31 May 2009

The Northrop Gamma started out in 1933 as a private venture involving the latest advances in structural techniques that influenced later generations of aircraft. Later to be designated the A-17, the last military version to bear the name Gamma was the Gamma 5. Only three were built before Northrop switched over production the A-17.

The first Gamma 5 was sold with US government approval to Japan in October 1935. Shipped to Japan the following month, it was evaluated by both Mitsubishi and Nakajima on behalf of the Imperial Japanese Navy and designated the BXN1.

The third Gamma 5 was shipped (again with US government approval) to the Imperial Japanese Navy and designated by the IJN as the BXN2. It was then turned over to Nakajima for further evaluation and is believe to have influenced the design of the Nakajima B5N "Kate" torpedo bomber.

Source: Aerospace Modeler Magazine, No. 7/Summer 2007. "The Northrop Military Gamma Family: Part 1" by Geoff Hays, p36.

29 May 2009

The Air Force Space Command was formed in September 1982 initially responsible for space monitoring and space-related activities connected with the defense of the United States and Canada. In 1993 the ICBM force passed from the Air Combat Command to the Space Command and since then AFSPC has been responsible for the ICBM nuclear deterrent force, the early warning of ballistic missile launches, the launch and operation of military satellites (including the GPS constellation) and worldwide space surveillance.

But the only manned aircraft assigned to the Air Force Space Command are approximately 26 Bell UH-1Ns assigned to three Flights to fly launch crews to ICBM missile silos and transport security teams to ICBM sites.
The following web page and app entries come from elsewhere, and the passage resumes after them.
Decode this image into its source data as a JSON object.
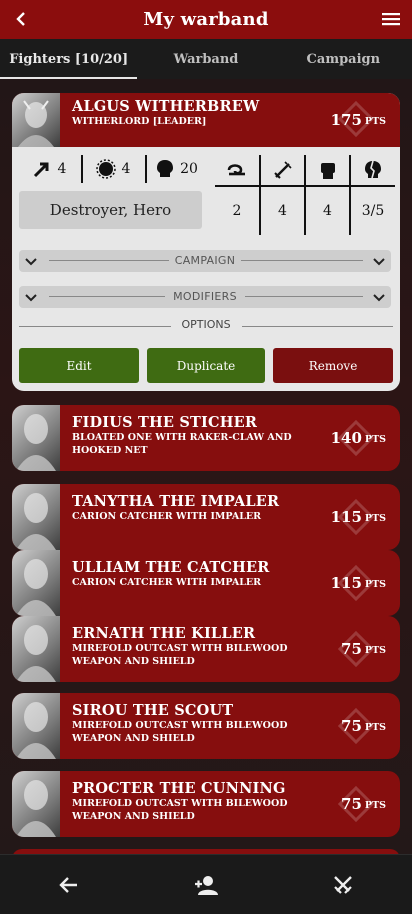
{
  "header": {
    "title": "My warband",
    "back_icon": "chevron-left-icon",
    "menu_icon": "hamburger-menu-icon"
  },
  "tabs": [
    {
      "label": "Fighters [10/20]",
      "active": true
    },
    {
      "label": "Warband",
      "active": false
    },
    {
      "label": "Campaign",
      "active": false
    }
  ],
  "expanded_fighter": {
    "name": "ALGUS WITHERBREW",
    "type": "WITHERLORD [LEADER]",
    "points": "175",
    "points_unit": "PTS",
    "stats": {
      "move": "4",
      "toughness": "4",
      "wounds": "20",
      "range": "2",
      "attacks": "4",
      "strength": "4",
      "damage": "3/5"
    },
    "runemarks": "Destroyer, Hero",
    "sections": {
      "campaign": "CAMPAIGN",
      "modifiers": "MODIFIERS",
      "options": "OPTIONS"
    },
    "buttons": {
      "edit": "Edit",
      "duplicate": "Duplicate",
      "remove": "Remove"
    }
  },
  "fighters": [
    {
      "name": "FIDIUS THE STICHER",
      "type_line1": "BLOATED ONE WITH RAKER-CLAW AND",
      "type_line2": "HOOKED NET",
      "points": "140",
      "unit": "PTS"
    },
    {
      "name": "TANYTHA THE IMPALER",
      "type_line1": "CARION CATCHER WITH IMPALER",
      "type_line2": "",
      "points": "115",
      "unit": "PTS"
    },
    {
      "name": "ULLIAM THE CATCHER",
      "type_line1": "CARION CATCHER WITH IMPALER",
      "type_line2": "",
      "points": "115",
      "unit": "PTS"
    },
    {
      "name": "ERNATH THE KILLER",
      "type_line1": "MIREFOLD OUTCAST WITH BILEWOOD",
      "type_line2": "WEAPON AND SHIELD",
      "points": "75",
      "unit": "PTS"
    },
    {
      "name": "SIROU THE SCOUT",
      "type_line1": "MIREFOLD OUTCAST WITH BILEWOOD",
      "type_line2": "WEAPON AND SHIELD",
      "points": "75",
      "unit": "PTS"
    },
    {
      "name": "PROCTER THE CUNNING",
      "type_line1": "MIREFOLD OUTCAST WITH BILEWOOD",
      "type_line2": "WEAPON AND SHIELD",
      "points": "75",
      "unit": "PTS"
    }
  ],
  "bottom_nav": [
    {
      "icon": "arrow-left-icon"
    },
    {
      "icon": "add-user-icon"
    },
    {
      "icon": "crossed-swords-icon"
    }
  ],
  "colors": {
    "header": "#8b0d0d",
    "card": "#860e0e",
    "edit": "#3f6b12",
    "remove": "#7a0f0f",
    "panel": "#e7e7e7"
  }
}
The three Flights are based at three Air Force bases of the 20th Air Force, the operating AF for the ICBM force- Francis E. Warren AFB, Wyoming (tail code "FE"), Minot AFB, North Dakota ("MT"), and Malmstrom AFB, Montana ("MT"). A fourth Flight of UH-1s is based at Vandenberg AFB ("HV") to support missile and space launch activities.

Source: US Air Force: The New Century by Bob Archer. Midland Publishing, 2000, p29.

07 May 2009

In terms of revenue, the current helicopter industry leader is Eurocopter with over $6 billion in revenue in 2008. The number two spot is surprising given their past labor and financial problems- Sikorsky with over $5 billion in revenue. The remaining three spots in descending order based on revenue for 2008:

#3: AgustaWestland (previously the #2 leader until passed by Sikorsky in 2006)- over $4 billion.

#4: Boeing - over $3 billion in revenue.

#5: Bell Helicopter - just under $3 billion.

Since 2003 all of the above companies have experienced a growth in revenue. The companies' rankings in 2003 in descending order were Eurocopter, AgustaWestland, Boeing, Sikorsky, and Bell.

Source: Aviation Week and Space Technology, May 4, 2009. "Worst to First" by Joseph Anselmo, p49.

03 May 2009

One of the more unusual operators of the Convair F-102 Delta Dagger interceptor was the Federal Aviation Administration. From June to December of 1970, the USAF loaned an F-102 to the FAA who operated it with the registration number N300. It was assigned to provide data that would be used to develop takeoff airworthiness standards for the planned American SST as well as US certification of the Concorde. Equipped with a tail skid to limit takeoff rotation to angles and runway lengths more appropriate to the supersonic transports, N300 was flown by FAA pilot Robert LeSuer from Edwards AFB.

The data collected by N300 would be used to define the operating rules for Concorde operations in the United States. Upon completion of its program, the aircraft was retired to Davis-Monthan AFB's boneyard.

Source: Warpaint Series No. 64: Convair F-102 Delta Dagger by Terry Panopalis. Warpaint Books, p39.

02 May 2009

The first generation of UAVs had their start with Leigh Dugmore Denny, a Hollywood actor with Paramount Studios. Denny had a passion for radio-controlled aircraft and even opened a hobby shop on Hollywood Boulevard. In 1934 he founded Denny Industries to build RC model planes and quickly realized that there would be military potential for his models. The following year he founded Radioplane Company and would later secure a large contract to build aerial targets during the Second World War.

In 1952 Radioplane was acquired by Northrop and became the Radioplane Division and by the 1960s, it would be renamed the Ventura Division of Northrop, still engaged in the manufacture of UAV aircraft. In 1968, the year after Denny passed away, the Ventura Division delivered the first MQM-74/BQM-74 Chukar to the US Navy. By the time of Operation Iraqi Freedom, over 5000 Chukar UAVs had been built. Some were even used in Desert Storm as well as Iraqi Freedom to lay chaff corridors for inbound strike aircraft.

Source: Attack of the Drones: A History of Unmanned Aerial Combat by Bill Yenne. Zenith Press, 2004, p15-31.